BEGIN Excerpted data

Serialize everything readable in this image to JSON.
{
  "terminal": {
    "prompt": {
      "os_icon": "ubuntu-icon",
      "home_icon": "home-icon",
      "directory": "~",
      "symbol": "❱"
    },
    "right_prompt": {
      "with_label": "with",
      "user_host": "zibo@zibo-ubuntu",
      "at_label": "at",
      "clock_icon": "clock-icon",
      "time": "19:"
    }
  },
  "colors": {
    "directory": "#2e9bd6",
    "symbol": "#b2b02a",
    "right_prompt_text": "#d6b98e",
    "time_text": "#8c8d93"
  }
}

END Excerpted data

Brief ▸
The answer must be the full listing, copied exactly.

Output ▸
Serialize everything readable in this image to JSON.
{
  "terminal": {
    "prompt": {
      "os_icon": "ubuntu-icon",
      "home_icon": "home-icon",
      "directory": "~",
      "symbol": "❱"
    },
    "right_prompt": {
      "with_label": "with",
      "user_host": "zibo@zibo-ubuntu",
      "at_label": "at",
      "clock_icon": "clock-icon",
      "time": "19:"
    }
  },
  "colors": {
    "directory": "#2e9bd6",
    "symbol": "#b2b02a",
    "right_prompt_text": "#d6b98e",
    "time_text": "#8c8d93"
  }
}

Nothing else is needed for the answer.